Heard this great tongue-in-cheek commentary piece on NPR this afternoon. This fellow was proposing that America wage a “War On Weather” in light of the recent winter conditions in the American northeast.
What’s this? In Canada, they call this sort of weather “winter”, and it happens once a year, like clockwork. Maybe that’s why us Canucks are so loopy; the cold is character forming, no?
There’s this evening programme on Canadian public Radio called “Ideas”. A few years back, they broadcast an interesting bit on the connections between northern people, as part of a documentary on an international social forum involving (principaly) delegates from Canada, Russia, Denmark, and the Scandinavian countries. These folks all tended to agree that there where certain characteristics shared by people of northern countries. There was also the feeling that that northern countries tended towards Socialism and social democracy in similar veins.

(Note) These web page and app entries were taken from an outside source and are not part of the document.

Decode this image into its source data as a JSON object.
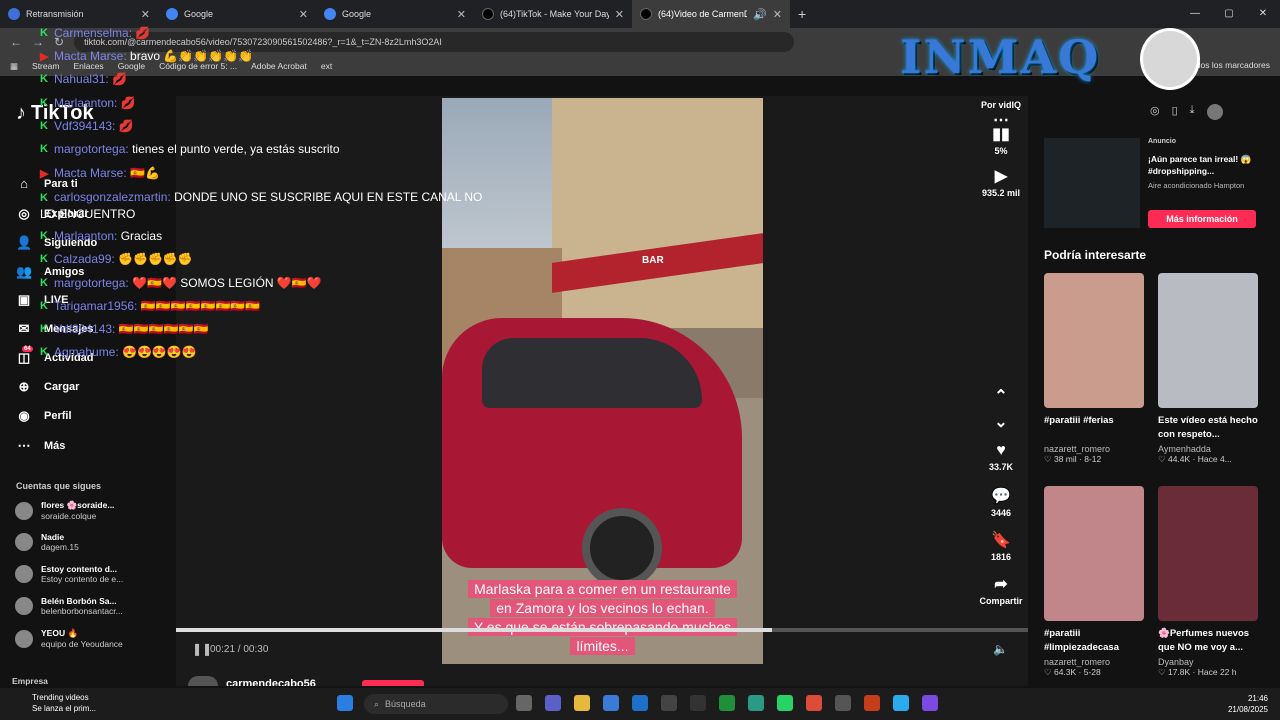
{
  "tabs": [
    {
      "label": "Retransmisión",
      "color": "#3f6fd8"
    },
    {
      "label": "Google",
      "color": "#4285f4"
    },
    {
      "label": "Google",
      "color": "#4285f4"
    },
    {
      "label": "(64)TikTok - Make Your Day",
      "color": "#222"
    },
    {
      "label": "(64)Video de CarmenDC (@",
      "color": "#222"
    }
  ],
  "address": {
    "url": "tiktok.com/@carmendecabo56/video/7530723090561502486?_r=1&_t=ZN-8z2Lmh3O2AI"
  },
  "bookmarks": [
    "Stream",
    "Enlaces",
    "Google",
    "Código de error 5: ...",
    "Adobe Acrobat",
    "ext"
  ],
  "bookmarks_right": "Todos los marcadores",
  "sidebar": {
    "logo": "TikTok",
    "items": [
      {
        "label": "Para ti",
        "icon": "home-icon"
      },
      {
        "label": "Explorar",
        "icon": "compass-icon"
      },
      {
        "label": "Siguiendo",
        "icon": "following-icon"
      },
      {
        "label": "Amigos",
        "icon": "friends-icon"
      },
      {
        "label": "LIVE",
        "icon": "live-icon"
      },
      {
        "label": "Mensajes",
        "icon": "messages-icon"
      },
      {
        "label": "Actividad",
        "icon": "activity-icon"
      },
      {
        "label": "Cargar",
        "icon": "upload-icon"
      },
      {
        "label": "Perfil",
        "icon": "profile-icon"
      },
      {
        "label": "Más",
        "icon": "more-icon"
      }
    ],
    "activity_badge": "64",
    "follow_heading": "Cuentas que sigues",
    "following": [
      {
        "name": "flores 🌸soraide...",
        "user": "soraide.colque"
      },
      {
        "name": "Nadie",
        "user": "dagem.15"
      },
      {
        "name": "Estoy contento d...",
        "user": "Estoy contento de e..."
      },
      {
        "name": "Belén Borbón Sa...",
        "user": "belenborbonsantacr..."
      },
      {
        "name": "YEOU 🔥",
        "user": "equipo de Yeoudance"
      }
    ],
    "footer": "Empresa"
  },
  "video": {
    "caption": [
      "Marlaska para a comer en un restaurante",
      "en Zamora y los vecinos lo echan.",
      "Y es que se están sobrepasando muchos",
      "límites..."
    ],
    "bar_sign": "BAR",
    "time": "00:21 / 00:30",
    "progress": 0.7,
    "author": "carmendecabo56"
  },
  "actions": {
    "by": "Por vidIQ",
    "percent": "5%",
    "views": "935.2 mil",
    "likes": "33.7K",
    "comments": "3446",
    "saves": "1816",
    "share": "Compartir"
  },
  "ad": {
    "label": "Anuncio",
    "title": "¡Aún parece tan irreal! 😱 #dropshipping...",
    "sub": "Aire acondicionado Hampton",
    "button": "Más información"
  },
  "interest": {
    "heading": "Podría interesarte",
    "cards": [
      {
        "title": "#paratiii #ferias",
        "author": "nazarett_romero",
        "stats": "♡ 38 mil · 8-12",
        "color": "#c99c8e"
      },
      {
        "title": "Este vídeo está hecho con respeto...",
        "author": "Aymenhadda",
        "stats": "♡ 44.4K · Hace 4...",
        "color": "#b8bcc2"
      },
      {
        "title": "#paratiii #limpiezadecasa",
        "author": "nazarett_romero",
        "stats": "♡ 64.3K · 5-28",
        "color": "#c1868a"
      },
      {
        "title": "🌸Perfumes nuevos que NO me voy a...",
        "author": "Dyanbay",
        "stats": "♡ 17.8K · Hace 22 h",
        "color": "#6b2c3a"
      }
    ]
  },
  "overlay_logo": "INMAQ",
  "chat": [
    {
      "user": "Carmenselma:",
      "text": "💋"
    },
    {
      "user": "Macta Marse:",
      "text": "bravo 💪👏👏👏👏👏"
    },
    {
      "user": "Nahual31:",
      "text": "💋"
    },
    {
      "user": "Marlaanton:",
      "text": "💋"
    },
    {
      "user": "Vdf394143:",
      "text": "💋"
    },
    {
      "user": "margotortega:",
      "text": "tienes el punto verde, ya estás suscrito"
    },
    {
      "user": "Macta Marse:",
      "text": "🇪🇸💪"
    },
    {
      "user": "carlosgonzalezmartin:",
      "text": "DONDE UNO SE SUSCRIBE AQUI EN ESTE CANAL NO LO ENCUENTRO"
    },
    {
      "user": "Marlaanton:",
      "text": "Gracias"
    },
    {
      "user": "Calzada99:",
      "text": "✊✊✊✊✊"
    },
    {
      "user": "margotortega:",
      "text": "❤️🇪🇸❤️ SOMOS LEGIÓN ❤️🇪🇸❤️"
    },
    {
      "user": "Tarigamar1956:",
      "text": "🇪🇸🇪🇸🇪🇸🇪🇸🇪🇸🇪🇸🇪🇸🇪🇸"
    },
    {
      "user": "Vdf394143:",
      "text": "🇪🇸🇪🇸🇪🇸🇪🇸🇪🇸🇪🇸"
    },
    {
      "user": "Agmahume:",
      "text": "😍😍😍😍😍"
    }
  ],
  "taskbar": {
    "news_title": "Trending videos",
    "news_sub": "Se lanza el prim...",
    "search": "Búsqueda",
    "time": "21:46",
    "date": "21/08/2025"
  }
}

The reason? The cold. Long winters force people together, and force them to look after one another. There’s something about the ice, the snow, the frozen fingers and toes that differentiates northern peoples from others, and shapes the way their societies have evolved.
i don’t want to get too exclusive; there’s people all over the world who have their character and society shaped by their climate and environment. It’s just curious to see how non-northerners react when they’re faced with an actual winter. In many ways, i’m still reacting to this perpetual Caribbean summer.
Up north, my life seemed to be measured by the seasons. At least by the summers. In my reminiscences, i measure events as “three summers ago”. Likewise, when times where trying, i have measured my progress by the winters. Summers in the bus are sometimes indisticnt, but the three full winters are etched in my mind.
Sure, in the northern USA, they have winter. Still, when the US weatherman talks of “Arctic fronts”, we know where the weather is really coming from…